Study says child poverty rate in U.S. now 20 percent

Twenty percent of kids in the United States lived in poverty in 2009, according to a new study released Wednesday.

The Annie E. Casey Foundation's annual Kids Count Data Book found that the child poverty rate in the U.S. grew about 18 percent over the last 10 years, with the numbers rising in 38 of the 50 states.

"This is really troubling because we had made so much progress in the 1990s in reducing the percentage of children in poverty," Patrick McCarthy, the foundation's president and CEO, told NPR. "Essentially the recession has put us back to where we were in the early 1990s."

NPR reported some of the sobering statistics contained in the report. Nearly 15 million children lived in poverty in 2009, and more than 30 million lived in households where no parent held a full-time, year-round job. Black children were twice as likely as white children to have an unemployed parent. In Nevada, which had the highest rate of children whose parents were unemployed and underemployed, 13 percent of babies, toddlers and teenagers have lived in a house that was foreclosed on.

Mississippi, Louisiana and Alabama ranked at the bottom in terms of child welfare. New Hampshire, Minnesota, Massachusetts and Vermont were at the top.

According to the Associated Press "researchers concluded that low-income children will likely suffer academically, economically and socially long after their parents have recovered."

"People who grew up in a financially secure situation find it easier to succeed in life, they are more likely to graduate from high school, more likely to graduate from college and these are things that will lead to greater success in life," Stephen Brown, director of the Center for Business and Economic Research at the University of Nevada, Las Vegas, told the AP. "What we are looking at is a cohort of kids who as they become adults may be less able to contribute to the growth of the economy. It could go on for multiple generations."
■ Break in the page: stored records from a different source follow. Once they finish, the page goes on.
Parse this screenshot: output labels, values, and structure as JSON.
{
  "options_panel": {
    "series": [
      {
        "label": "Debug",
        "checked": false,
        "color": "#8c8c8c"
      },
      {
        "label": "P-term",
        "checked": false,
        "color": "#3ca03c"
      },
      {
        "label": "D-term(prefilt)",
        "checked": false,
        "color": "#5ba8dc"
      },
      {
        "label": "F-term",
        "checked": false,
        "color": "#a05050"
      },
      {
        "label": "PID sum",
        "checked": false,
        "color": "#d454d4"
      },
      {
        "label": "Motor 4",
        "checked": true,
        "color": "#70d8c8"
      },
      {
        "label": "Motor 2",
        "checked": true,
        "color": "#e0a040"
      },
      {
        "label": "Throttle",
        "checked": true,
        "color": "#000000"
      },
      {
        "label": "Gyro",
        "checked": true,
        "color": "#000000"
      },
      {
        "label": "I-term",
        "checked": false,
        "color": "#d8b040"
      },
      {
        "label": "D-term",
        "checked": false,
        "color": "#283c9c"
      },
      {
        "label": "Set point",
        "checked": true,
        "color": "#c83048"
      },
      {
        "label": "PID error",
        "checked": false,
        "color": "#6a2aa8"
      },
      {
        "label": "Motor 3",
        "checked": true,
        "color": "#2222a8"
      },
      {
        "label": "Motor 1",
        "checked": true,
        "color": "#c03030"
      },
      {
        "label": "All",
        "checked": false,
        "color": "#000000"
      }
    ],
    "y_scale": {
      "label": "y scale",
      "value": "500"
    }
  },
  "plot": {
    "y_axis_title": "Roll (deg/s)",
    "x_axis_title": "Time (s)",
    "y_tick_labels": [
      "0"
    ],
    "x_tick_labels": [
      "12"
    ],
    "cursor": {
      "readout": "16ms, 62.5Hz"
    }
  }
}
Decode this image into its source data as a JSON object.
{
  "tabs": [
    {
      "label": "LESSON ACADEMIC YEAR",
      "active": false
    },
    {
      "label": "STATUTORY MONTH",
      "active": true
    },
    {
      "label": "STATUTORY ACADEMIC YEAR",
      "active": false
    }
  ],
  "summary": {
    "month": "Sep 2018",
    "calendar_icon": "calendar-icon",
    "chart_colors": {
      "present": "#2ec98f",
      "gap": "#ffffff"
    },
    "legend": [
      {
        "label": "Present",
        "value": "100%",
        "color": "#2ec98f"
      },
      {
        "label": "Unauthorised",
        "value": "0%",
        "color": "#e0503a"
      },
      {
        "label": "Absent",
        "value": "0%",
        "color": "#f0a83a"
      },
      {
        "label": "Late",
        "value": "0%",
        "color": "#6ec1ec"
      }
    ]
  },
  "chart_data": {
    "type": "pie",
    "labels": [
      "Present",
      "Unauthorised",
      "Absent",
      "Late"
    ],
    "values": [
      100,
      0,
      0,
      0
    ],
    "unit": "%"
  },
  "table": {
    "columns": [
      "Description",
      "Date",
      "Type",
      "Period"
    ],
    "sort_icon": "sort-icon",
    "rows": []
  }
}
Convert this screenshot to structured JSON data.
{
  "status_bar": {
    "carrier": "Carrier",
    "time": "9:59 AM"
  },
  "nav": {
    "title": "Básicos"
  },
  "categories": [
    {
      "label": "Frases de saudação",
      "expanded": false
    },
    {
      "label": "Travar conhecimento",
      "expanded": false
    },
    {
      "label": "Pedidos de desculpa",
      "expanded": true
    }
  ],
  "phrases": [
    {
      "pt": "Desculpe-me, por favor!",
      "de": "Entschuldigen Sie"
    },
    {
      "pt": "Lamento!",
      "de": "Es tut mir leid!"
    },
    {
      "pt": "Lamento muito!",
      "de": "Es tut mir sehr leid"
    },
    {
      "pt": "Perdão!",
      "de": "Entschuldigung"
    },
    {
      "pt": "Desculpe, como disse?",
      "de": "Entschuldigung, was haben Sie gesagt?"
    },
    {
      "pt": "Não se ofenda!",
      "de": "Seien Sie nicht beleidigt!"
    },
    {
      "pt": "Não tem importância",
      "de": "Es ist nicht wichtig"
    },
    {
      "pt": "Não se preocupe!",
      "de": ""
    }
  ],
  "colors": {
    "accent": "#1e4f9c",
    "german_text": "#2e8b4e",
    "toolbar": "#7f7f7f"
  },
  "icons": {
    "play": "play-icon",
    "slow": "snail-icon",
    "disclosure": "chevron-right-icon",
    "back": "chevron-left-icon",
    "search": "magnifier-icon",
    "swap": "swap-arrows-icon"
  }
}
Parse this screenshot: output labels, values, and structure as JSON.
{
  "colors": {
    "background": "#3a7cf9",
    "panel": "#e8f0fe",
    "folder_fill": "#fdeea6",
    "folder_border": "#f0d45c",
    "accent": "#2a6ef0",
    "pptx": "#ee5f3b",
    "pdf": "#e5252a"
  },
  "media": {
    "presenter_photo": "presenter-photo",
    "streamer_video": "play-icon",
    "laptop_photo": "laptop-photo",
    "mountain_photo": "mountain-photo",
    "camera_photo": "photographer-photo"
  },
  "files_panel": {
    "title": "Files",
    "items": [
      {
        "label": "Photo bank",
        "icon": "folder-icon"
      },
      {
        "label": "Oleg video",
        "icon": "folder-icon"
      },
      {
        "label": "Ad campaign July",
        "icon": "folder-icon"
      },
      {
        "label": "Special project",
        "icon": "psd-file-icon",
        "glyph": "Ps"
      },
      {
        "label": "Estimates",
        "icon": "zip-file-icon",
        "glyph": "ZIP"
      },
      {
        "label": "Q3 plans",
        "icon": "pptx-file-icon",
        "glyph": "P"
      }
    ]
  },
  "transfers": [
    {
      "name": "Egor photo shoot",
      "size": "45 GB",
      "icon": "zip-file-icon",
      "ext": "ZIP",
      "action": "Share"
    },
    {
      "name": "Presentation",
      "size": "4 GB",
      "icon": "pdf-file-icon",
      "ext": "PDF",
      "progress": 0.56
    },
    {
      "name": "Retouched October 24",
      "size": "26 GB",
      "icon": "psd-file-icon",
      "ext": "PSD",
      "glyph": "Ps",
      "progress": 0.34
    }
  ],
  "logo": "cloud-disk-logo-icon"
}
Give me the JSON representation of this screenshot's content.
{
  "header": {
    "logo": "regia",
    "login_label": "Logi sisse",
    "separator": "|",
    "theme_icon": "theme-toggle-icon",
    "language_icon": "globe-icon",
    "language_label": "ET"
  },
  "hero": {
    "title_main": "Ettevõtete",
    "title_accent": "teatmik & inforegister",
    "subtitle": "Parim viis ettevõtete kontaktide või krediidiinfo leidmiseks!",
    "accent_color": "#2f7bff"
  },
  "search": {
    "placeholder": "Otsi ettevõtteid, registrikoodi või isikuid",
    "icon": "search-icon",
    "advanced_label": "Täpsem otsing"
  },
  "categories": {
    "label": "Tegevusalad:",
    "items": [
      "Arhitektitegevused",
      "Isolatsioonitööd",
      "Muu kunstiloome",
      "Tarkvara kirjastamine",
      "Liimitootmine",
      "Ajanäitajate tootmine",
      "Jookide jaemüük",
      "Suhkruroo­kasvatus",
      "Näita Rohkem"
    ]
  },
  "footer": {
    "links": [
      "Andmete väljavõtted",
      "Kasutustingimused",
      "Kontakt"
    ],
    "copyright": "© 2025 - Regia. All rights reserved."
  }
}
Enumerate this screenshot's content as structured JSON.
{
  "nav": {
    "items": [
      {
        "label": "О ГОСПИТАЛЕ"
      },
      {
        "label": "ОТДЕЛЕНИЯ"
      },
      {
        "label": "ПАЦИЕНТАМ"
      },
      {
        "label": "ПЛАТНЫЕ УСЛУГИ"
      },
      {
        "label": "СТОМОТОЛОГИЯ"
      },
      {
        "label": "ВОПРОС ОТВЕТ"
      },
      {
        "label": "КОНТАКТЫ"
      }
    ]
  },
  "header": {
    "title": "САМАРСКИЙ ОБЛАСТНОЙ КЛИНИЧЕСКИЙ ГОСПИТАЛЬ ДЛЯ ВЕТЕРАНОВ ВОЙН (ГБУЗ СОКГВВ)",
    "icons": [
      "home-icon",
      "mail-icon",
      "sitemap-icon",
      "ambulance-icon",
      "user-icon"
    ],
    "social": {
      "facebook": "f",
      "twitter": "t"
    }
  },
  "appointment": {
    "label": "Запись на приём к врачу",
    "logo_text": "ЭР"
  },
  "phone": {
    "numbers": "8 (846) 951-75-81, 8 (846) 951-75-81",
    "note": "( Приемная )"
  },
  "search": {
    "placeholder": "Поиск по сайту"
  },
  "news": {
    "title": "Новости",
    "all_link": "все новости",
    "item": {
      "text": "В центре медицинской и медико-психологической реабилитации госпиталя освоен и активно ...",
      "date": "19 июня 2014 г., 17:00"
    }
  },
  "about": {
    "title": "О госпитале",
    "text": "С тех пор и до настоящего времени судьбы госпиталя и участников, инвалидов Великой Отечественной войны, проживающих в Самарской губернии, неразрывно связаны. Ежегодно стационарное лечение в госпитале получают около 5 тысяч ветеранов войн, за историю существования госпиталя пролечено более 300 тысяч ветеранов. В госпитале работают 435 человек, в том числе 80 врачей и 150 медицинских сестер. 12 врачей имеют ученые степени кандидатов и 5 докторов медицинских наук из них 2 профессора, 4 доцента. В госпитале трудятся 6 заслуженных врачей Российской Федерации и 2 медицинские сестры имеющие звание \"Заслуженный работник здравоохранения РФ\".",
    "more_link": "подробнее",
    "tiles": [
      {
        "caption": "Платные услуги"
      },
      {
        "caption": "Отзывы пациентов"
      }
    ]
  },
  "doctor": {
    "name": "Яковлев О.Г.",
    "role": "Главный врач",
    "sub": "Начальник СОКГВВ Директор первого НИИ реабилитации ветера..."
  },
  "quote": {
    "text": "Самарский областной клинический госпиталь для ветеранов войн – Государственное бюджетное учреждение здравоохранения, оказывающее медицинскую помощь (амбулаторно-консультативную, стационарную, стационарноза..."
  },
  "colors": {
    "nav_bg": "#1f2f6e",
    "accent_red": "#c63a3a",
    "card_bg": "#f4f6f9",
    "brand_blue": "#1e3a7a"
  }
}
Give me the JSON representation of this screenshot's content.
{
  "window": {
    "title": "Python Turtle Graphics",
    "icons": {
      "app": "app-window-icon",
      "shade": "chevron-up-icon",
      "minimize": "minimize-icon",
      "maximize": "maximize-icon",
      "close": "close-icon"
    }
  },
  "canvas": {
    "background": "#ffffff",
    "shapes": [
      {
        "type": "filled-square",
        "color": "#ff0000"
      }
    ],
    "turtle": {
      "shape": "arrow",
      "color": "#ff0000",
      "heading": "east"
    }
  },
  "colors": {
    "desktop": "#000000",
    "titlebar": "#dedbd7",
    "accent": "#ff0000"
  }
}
NPR notes that the report did contain some positives. Infant mortalities, child and teen deaths and high school dropout rates have all declined over the last two decades.